That was when he saw a black man approach. All of the doors were closed save for one the soccer fans forced open. So perhaps thinking of “getting from point A to point B,” as Nolan described it, the man saw the open door and made a beeline for it. But the fans, screaming and shouting, pushed him off. Then when he tried to board once more, they pushed him off again. And again. That was when Nolan heard the chants:
“We’re racist, we’re racist, and that’s the way we like it.”
The scene that Nolan captured, which was originally uploaded to the Guardian’s Web site and has since catapulted across the globe, was blood-boiling. And Chelsea Football Club, based in one of London’s priciest neighborhoods, immediately condemned it. “Such behavior is abhorrent and has no place in football or society,” it said in a statement. “We will support any criminal action against those involved, and should evidence point to involvement of Chelsea season-ticket holders or members, the club will take the strongest possible action against them.”
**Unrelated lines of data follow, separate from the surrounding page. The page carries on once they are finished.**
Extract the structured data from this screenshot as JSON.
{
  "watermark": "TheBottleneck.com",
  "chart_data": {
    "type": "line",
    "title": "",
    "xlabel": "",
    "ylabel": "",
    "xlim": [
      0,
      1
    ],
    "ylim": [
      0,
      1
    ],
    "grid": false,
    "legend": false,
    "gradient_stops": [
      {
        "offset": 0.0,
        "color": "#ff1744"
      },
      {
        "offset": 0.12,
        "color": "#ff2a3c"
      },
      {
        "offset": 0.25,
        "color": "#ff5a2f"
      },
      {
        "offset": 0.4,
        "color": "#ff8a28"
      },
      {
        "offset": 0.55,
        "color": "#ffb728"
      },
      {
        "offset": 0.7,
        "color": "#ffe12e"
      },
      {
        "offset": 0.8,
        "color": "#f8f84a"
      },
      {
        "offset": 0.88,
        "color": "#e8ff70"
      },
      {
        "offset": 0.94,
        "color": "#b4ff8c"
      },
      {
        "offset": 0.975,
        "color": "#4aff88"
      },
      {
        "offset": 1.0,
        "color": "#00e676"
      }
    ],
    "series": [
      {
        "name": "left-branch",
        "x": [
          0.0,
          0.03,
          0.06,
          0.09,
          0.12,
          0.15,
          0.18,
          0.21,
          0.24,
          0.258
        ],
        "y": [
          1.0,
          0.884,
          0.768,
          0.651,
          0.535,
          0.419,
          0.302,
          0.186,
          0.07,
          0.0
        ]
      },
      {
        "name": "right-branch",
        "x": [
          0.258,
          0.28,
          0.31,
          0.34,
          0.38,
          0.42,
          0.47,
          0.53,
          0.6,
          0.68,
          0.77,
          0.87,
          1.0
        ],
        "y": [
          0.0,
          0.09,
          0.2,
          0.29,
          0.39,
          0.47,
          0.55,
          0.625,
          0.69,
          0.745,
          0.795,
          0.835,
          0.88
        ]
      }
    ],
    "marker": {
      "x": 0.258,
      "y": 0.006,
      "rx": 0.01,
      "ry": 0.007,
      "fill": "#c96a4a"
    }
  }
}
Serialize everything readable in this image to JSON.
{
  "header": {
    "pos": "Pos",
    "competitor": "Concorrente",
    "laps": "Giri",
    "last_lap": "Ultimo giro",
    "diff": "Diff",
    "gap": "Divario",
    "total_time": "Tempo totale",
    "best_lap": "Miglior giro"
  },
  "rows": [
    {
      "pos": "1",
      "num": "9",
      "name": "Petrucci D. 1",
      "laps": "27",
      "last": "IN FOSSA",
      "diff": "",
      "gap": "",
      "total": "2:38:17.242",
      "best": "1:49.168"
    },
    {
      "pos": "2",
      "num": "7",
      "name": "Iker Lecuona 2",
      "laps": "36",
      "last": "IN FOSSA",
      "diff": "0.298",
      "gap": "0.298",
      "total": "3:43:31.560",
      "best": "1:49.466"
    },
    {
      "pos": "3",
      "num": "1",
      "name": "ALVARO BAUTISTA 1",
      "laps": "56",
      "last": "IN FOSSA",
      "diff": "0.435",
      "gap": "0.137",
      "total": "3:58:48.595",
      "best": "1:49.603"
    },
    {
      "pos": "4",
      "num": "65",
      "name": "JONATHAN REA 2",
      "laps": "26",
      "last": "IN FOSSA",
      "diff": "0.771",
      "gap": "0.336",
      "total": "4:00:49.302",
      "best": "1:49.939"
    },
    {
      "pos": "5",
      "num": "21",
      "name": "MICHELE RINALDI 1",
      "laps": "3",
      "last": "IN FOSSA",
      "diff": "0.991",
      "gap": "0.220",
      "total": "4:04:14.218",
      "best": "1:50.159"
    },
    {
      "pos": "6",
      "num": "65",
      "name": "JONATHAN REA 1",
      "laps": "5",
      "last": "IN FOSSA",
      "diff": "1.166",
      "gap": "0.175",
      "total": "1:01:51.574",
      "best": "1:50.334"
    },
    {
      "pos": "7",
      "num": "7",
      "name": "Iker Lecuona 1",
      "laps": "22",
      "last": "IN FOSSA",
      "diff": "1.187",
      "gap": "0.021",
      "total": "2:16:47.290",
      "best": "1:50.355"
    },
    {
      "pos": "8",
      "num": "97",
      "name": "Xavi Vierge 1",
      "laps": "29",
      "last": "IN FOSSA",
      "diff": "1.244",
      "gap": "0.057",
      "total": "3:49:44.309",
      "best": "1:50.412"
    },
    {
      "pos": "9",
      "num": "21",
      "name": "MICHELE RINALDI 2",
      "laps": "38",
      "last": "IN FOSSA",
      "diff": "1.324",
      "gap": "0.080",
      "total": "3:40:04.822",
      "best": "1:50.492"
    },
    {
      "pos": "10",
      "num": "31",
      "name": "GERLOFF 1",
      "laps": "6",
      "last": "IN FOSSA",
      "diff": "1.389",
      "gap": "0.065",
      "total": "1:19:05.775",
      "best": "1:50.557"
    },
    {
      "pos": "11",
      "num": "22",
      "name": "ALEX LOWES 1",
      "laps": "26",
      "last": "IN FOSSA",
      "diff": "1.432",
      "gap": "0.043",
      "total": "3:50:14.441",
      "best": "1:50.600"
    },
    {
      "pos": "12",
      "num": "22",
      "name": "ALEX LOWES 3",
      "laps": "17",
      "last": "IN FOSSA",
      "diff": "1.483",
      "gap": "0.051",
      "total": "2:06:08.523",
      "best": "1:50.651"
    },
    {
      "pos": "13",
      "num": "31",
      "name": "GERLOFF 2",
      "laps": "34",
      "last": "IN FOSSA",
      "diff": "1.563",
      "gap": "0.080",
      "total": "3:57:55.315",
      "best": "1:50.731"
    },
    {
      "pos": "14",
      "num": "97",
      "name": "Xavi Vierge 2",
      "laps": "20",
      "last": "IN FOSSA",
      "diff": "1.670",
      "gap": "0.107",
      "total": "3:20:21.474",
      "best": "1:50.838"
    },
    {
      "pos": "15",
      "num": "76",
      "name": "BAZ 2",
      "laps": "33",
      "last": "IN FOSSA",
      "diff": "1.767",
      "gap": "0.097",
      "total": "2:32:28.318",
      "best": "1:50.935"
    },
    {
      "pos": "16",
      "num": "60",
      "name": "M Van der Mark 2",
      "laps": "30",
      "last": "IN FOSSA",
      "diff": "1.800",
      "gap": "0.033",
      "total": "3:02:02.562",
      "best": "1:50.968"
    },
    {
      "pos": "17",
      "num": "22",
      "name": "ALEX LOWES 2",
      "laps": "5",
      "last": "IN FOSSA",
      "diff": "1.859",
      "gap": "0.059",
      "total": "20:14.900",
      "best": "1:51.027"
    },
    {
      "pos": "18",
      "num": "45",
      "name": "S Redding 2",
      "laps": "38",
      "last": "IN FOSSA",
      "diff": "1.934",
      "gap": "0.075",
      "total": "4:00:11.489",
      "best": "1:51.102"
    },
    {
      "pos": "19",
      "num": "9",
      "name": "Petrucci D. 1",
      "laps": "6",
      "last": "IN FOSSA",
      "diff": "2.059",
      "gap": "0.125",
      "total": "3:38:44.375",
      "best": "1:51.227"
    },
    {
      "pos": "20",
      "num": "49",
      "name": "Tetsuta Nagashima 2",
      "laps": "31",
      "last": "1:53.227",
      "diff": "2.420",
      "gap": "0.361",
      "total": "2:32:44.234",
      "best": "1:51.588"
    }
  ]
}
Nolan agreed the scene was disgusting — but not surprising. He’s seen that kind of thing before in the United Kingdom. “It was a big problem in the ’80s when there was a lot of hooliganism in the clubs,” he recalled. “It was a given that they created havoc, and then it died out over the last decade. … But there is still a certain very racist right-wing element that exists in a lot of clubs. And Chelsea is one of those clubs that has all of those elements in it. So is this a surprise? Not really.”
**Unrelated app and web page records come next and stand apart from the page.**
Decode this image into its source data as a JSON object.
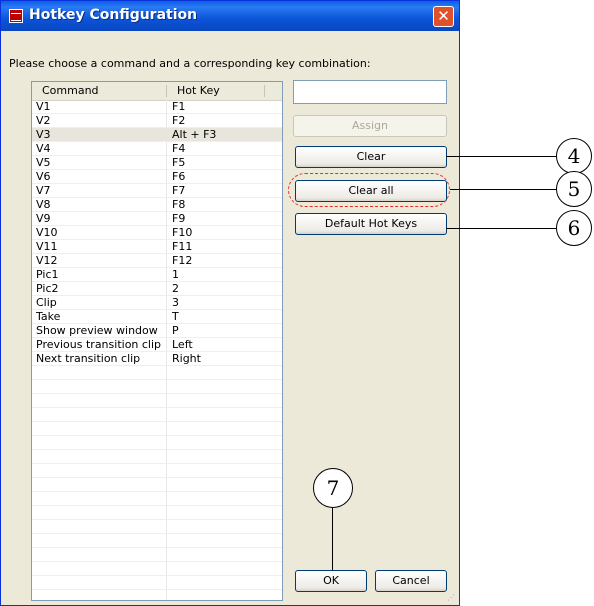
{
  "window": {
    "title": "Hotkey Configuration",
    "close_glyph": "✕",
    "app_icon": "filmstrip-icon"
  },
  "prompt": "Please choose a command and a corresponding key combination:",
  "list": {
    "columns": [
      "Command",
      "Hot Key"
    ],
    "rows": [
      {
        "command": "V1",
        "key": "F1"
      },
      {
        "command": "V2",
        "key": "F2"
      },
      {
        "command": "V3",
        "key": "Alt + F3",
        "selected": true
      },
      {
        "command": "V4",
        "key": "F4"
      },
      {
        "command": "V5",
        "key": "F5"
      },
      {
        "command": "V6",
        "key": "F6"
      },
      {
        "command": "V7",
        "key": "F7"
      },
      {
        "command": "V8",
        "key": "F8"
      },
      {
        "command": "V9",
        "key": "F9"
      },
      {
        "command": "V10",
        "key": "F10"
      },
      {
        "command": "V11",
        "key": "F11"
      },
      {
        "command": "V12",
        "key": "F12"
      },
      {
        "command": "Pic1",
        "key": "1"
      },
      {
        "command": "Pic2",
        "key": "2"
      },
      {
        "command": "Clip",
        "key": "3"
      },
      {
        "command": "Take",
        "key": "T"
      },
      {
        "command": "Show preview window",
        "key": "P"
      },
      {
        "command": "Previous transition clip",
        "key": "Left"
      },
      {
        "command": "Next transition clip",
        "key": "Right"
      }
    ]
  },
  "hotkey_input": {
    "value": ""
  },
  "buttons": {
    "assign": "Assign",
    "clear": "Clear",
    "clear_all": "Clear all",
    "default_hot_keys": "Default Hot Keys",
    "ok": "OK",
    "cancel": "Cancel"
  },
  "callouts": {
    "c4": "4",
    "c5": "5",
    "c6": "6",
    "c7": "7"
  },
  "colors": {
    "titlebar": "#0a5ee8",
    "callout_dash": "#e03030",
    "selected_row": "#e8e6dc"
  }
}
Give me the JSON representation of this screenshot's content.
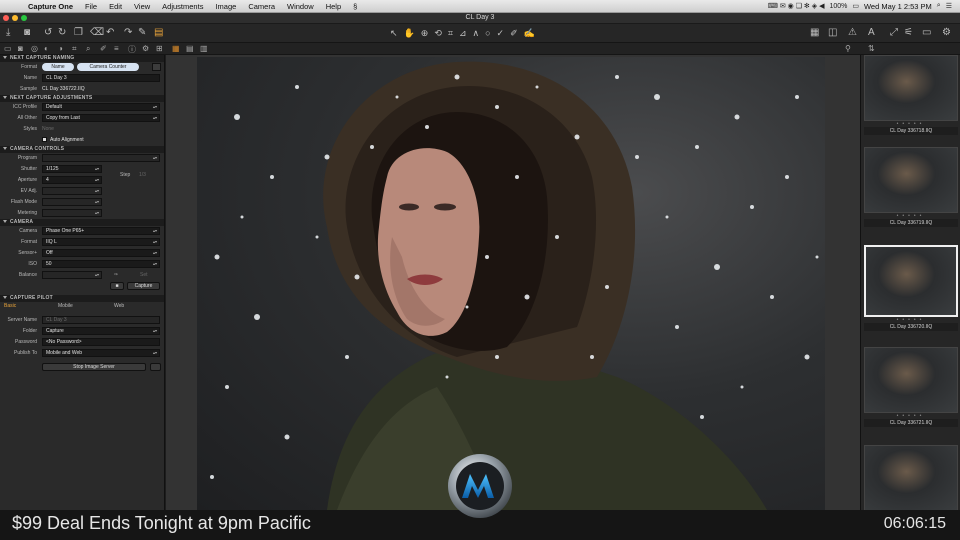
{
  "menubar": {
    "app": "Capture One",
    "items": [
      "File",
      "Edit",
      "View",
      "Adjustments",
      "Image",
      "Camera",
      "Window",
      "Help"
    ],
    "battery": "100%",
    "clock": "Wed May 1  2:53 PM"
  },
  "window": {
    "title": "CL Day 3"
  },
  "left_panel": {
    "next_capture_naming": {
      "header": "NEXT CAPTURE NAMING",
      "format_label": "Format",
      "format_tokens": [
        "Name",
        "Camera Counter"
      ],
      "name_label": "Name",
      "name_value": "CL Day 3",
      "sample_label": "Sample",
      "sample_value": "CL Day 336722.IIQ"
    },
    "next_capture_adjustments": {
      "header": "NEXT CAPTURE ADJUSTMENTS",
      "icc_label": "ICC Profile",
      "icc_value": "Default",
      "all_other_label": "All Other",
      "all_other_value": "Copy from Last",
      "styles_label": "Styles",
      "styles_value": "None",
      "auto_alignment": "Auto Alignment"
    },
    "camera_controls": {
      "header": "CAMERA CONTROLS",
      "program_label": "Program",
      "shutter_label": "Shutter",
      "shutter_value": "1/125",
      "aperture_label": "Aperture",
      "aperture_value": "4",
      "ev_label": "EV Adj.",
      "flash_label": "Flash Mode",
      "metering_label": "Metering",
      "step_label": "Step",
      "step_value": "1/3"
    },
    "camera": {
      "header": "CAMERA",
      "camera_label": "Camera",
      "camera_value": "Phase One P65+",
      "format_label": "Format",
      "format_value": "IIQ L",
      "sensor_label": "Sensor+",
      "sensor_value": "Off",
      "iso_label": "ISO",
      "iso_value": "50",
      "balance_label": "Balance",
      "set_label": "Set",
      "capture_button": "Capture"
    },
    "capture_pilot": {
      "header": "CAPTURE PILOT",
      "tabs": [
        "Basic",
        "Mobile",
        "Web"
      ],
      "server_name_label": "Server Name",
      "server_name_value": "CL Day 3",
      "folder_label": "Folder",
      "folder_value": "Capture",
      "password_label": "Password",
      "password_value": "<No Password>",
      "publish_label": "Publish To",
      "publish_value": "Mobile and Web",
      "stop_button": "Stop Image Server"
    }
  },
  "filmstrip": {
    "thumbs": [
      {
        "caption": "CL Day 336718.IIQ",
        "selected": false
      },
      {
        "caption": "CL Day 336719.IIQ",
        "selected": false
      },
      {
        "caption": "CL Day 336720.IIQ",
        "selected": true
      },
      {
        "caption": "CL Day 336721.IIQ",
        "selected": false
      },
      {
        "caption": "",
        "selected": false
      }
    ]
  },
  "overlay": {
    "deal_text": "$99 Deal Ends Tonight at 9pm Pacific",
    "timer": "06:06:15"
  },
  "colors": {
    "accent": "#e8a33a",
    "panel": "#2a2a2a",
    "close_dot": "#ff5f57",
    "min_dot": "#febc2e",
    "max_dot": "#28c840"
  }
}
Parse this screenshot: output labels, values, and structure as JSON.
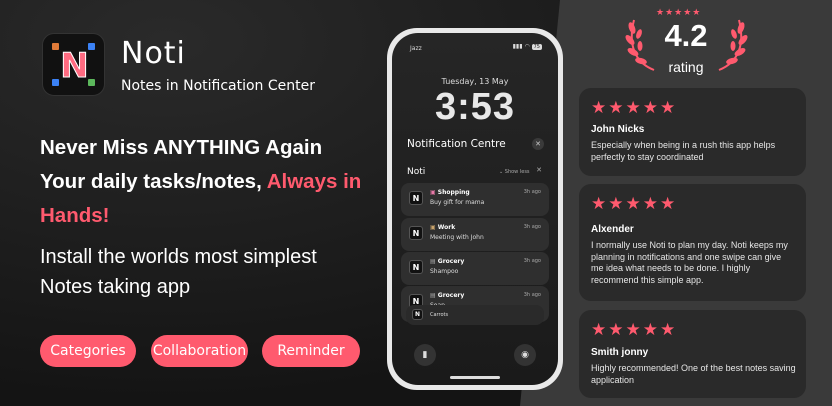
{
  "app": {
    "icon_letter": "N",
    "name": "Noti",
    "subtitle": "Notes in Notification Center"
  },
  "headline": {
    "line1": "Never Miss ANYTHING Again",
    "line2_plain": "Your daily tasks/notes, ",
    "line2_accent": "Always in Hands!"
  },
  "tagline": "Install the worlds most simplest Notes taking app",
  "pills": [
    "Categories",
    "Collaboration",
    "Reminder"
  ],
  "phone": {
    "carrier": "Jazz",
    "battery": "75",
    "date": "Tuesday, 13 May",
    "time": "3:53",
    "notification_centre": "Notification Centre",
    "group_title": "Noti",
    "show_less": "Show less",
    "notifications": [
      {
        "category": "Shopping",
        "body": "Buy gift for mama",
        "time": "3h ago"
      },
      {
        "category": "Work",
        "body": "Meeting with John",
        "time": "3h ago"
      },
      {
        "category": "Grocery",
        "body": "Shampoo",
        "time": "3h ago"
      },
      {
        "category": "Grocery",
        "body": "Soap",
        "time": "3h ago"
      },
      {
        "category": "",
        "body": "Carrots",
        "time": ""
      }
    ]
  },
  "rating": {
    "value": "4.2",
    "label": "rating",
    "stars": "★★★★★"
  },
  "reviews": [
    {
      "stars": "★★★★★",
      "name": "John Nicks",
      "text": "Especially when being in a rush this app helps perfectly to stay coordinated"
    },
    {
      "stars": "★★★★★",
      "name": "Alxender",
      "text": "I normally use Noti to plan my day. Noti keeps my planning in notifications and one swipe can give me idea what needs to be done. I highly recommend this simple app."
    },
    {
      "stars": "★★★★★",
      "name": "Smith jonny",
      "text": "Highly recommended! One of the best notes saving application"
    }
  ],
  "colors": {
    "accent": "#ff5a6e",
    "background": "#1c1c1c",
    "card": "#2a2a2a"
  }
}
The bigot has long found a home among certain elements of Britain’s rowdy soccer clubs. There’s nothing new about this. Decades ago, in the 1960s, skinheads were rampant among Britain’s soccer fans, according to a 1986 study in Social Sciences. They celebrated “traditional concerns of lower working-class youth, including their violent masculinity … and their violent opposition to outsiders and to any males who looked ‘odd.’ Along with ‘Paki-bashing’ and ‘queer-bashing,’ soccer provided an avenue through which skinheads could collectively demonstrate their masculine self-image.”
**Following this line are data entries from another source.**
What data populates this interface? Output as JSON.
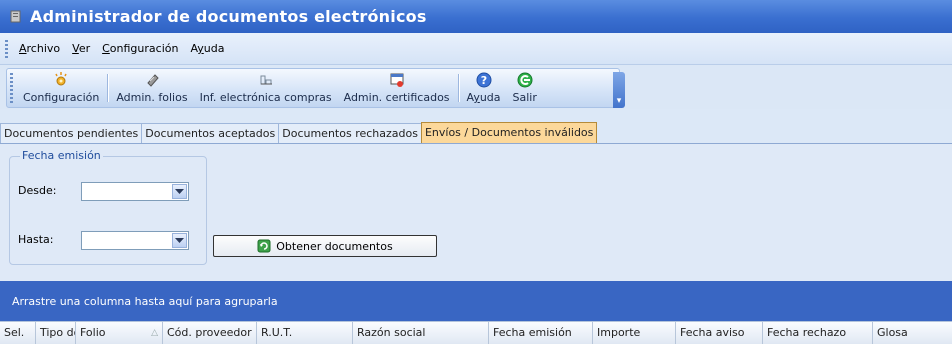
{
  "window": {
    "title": "Administrador de documentos electrónicos",
    "icon": "document-manager-icon"
  },
  "menu": [
    {
      "pre": "",
      "u": "A",
      "post": "rchivo"
    },
    {
      "pre": "",
      "u": "V",
      "post": "er"
    },
    {
      "pre": "",
      "u": "C",
      "post": "onfiguración"
    },
    {
      "pre": "A",
      "u": "y",
      "post": "uda"
    }
  ],
  "toolbar": {
    "configuracion": {
      "label": "Configuración",
      "icon": "gear-sparkle-icon"
    },
    "admin_folios": {
      "label": "Admin. folios",
      "icon": "stamp-icon"
    },
    "inf_electronica": {
      "label": "Inf. electrónica compras",
      "icon": "report-icon"
    },
    "admin_certificados": {
      "label": "Admin. certificados",
      "icon": "certificate-icon"
    },
    "ayuda": {
      "pre": "A",
      "u": "y",
      "post": "uda",
      "icon": "help-icon"
    },
    "salir": {
      "label": "Salir",
      "icon": "exit-icon"
    },
    "overflow_icon": "chevron-down-icon"
  },
  "tabs": [
    {
      "label": "Documentos pendientes",
      "active": false
    },
    {
      "label": "Documentos aceptados",
      "active": false
    },
    {
      "label": "Documentos rechazados",
      "active": false
    },
    {
      "label": "Envíos / Documentos inválidos",
      "active": true
    }
  ],
  "filter": {
    "legend": "Fecha emisión",
    "desde_label": "Desde:",
    "desde_value": "",
    "hasta_label": "Hasta:",
    "hasta_value": "",
    "obtener_label": "Obtener documentos",
    "obtener_icon": "refresh-icon"
  },
  "grid": {
    "group_prompt": "Arrastre una columna hasta aquí para agruparla",
    "columns": [
      "Sel.",
      "Tipo doc",
      "Folio",
      "Cód. proveedor",
      "R.U.T.",
      "Razón social",
      "Fecha emisión",
      "Importe",
      "Fecha aviso",
      "Fecha rechazo",
      "Glosa"
    ]
  },
  "colors": {
    "titlebar": "#3a6fd0",
    "active_tab": "#fcd89a",
    "group_area": "#3966c3"
  }
}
That hyper-masculinity at times has taken on a racist, homophobic sheen. It’s an effect that London journalist Ron Shillingford described in the soccer publication, Goal. Shillingford, a black man, grew up watching Chelsea and said neither the team nor its fans have shed its bigotry. When he was a teen attending games, other fans made up a song for Shillingford. They called him “Crombie Ron.”
“Oh Crombie Ron is colorful,” they sang. “Oh Crombie Ron is colorful/He’s a coon, he’s a wog, he’s a n—–/Oh Crombie Ron is colorful.” Then, on another day, when one fan became ill and cops rushed to help, Shillingford found himself brushed aside. Someone in the crowd yelled: “Forget that n—– and get the sick man out here” as others around him laughed. He said things have “changed for the better,” but he still contended it was “easier, cheaper and less hurtful” to follow them from a distance.
This element is borne out in British statistics, Futaa reported. According to statistics from Britain’s Home Office, Chelsea had more fans banned for racial or indecent chanting than any other team during the 2011-2012 season. Of the 23 fans banned for that reason, five were Chelsea supporters.
Then there are the notorious Chelsea Headhunters. In 1999, BBC journalist Donal MacIntyre focused a documentary on their acts of racism and violence. Two people featured in the film, whom authorities later called “dangerous men” who “relish violence,” were ultimately jailed for reportedly planning fights against rival fans, the BBC reported. Years later, the journalist and his wife were beaten in an attack widely suspected to be linked to his reporting.
And now once more, Chelsea fans are in the news for all the wrong reasons. David Johnstone, the editor of a Chelsea fan magazine, said the latest incident will further tarnish the team’s reputation. “Because of the actions of possibly half a dozen people on a Metro train in Paris, all the supporters are going to be labeled as racist,” he told BBC Radio Five Live. “I think the majority of Chelsea supporters are disgusted by what’s happened.”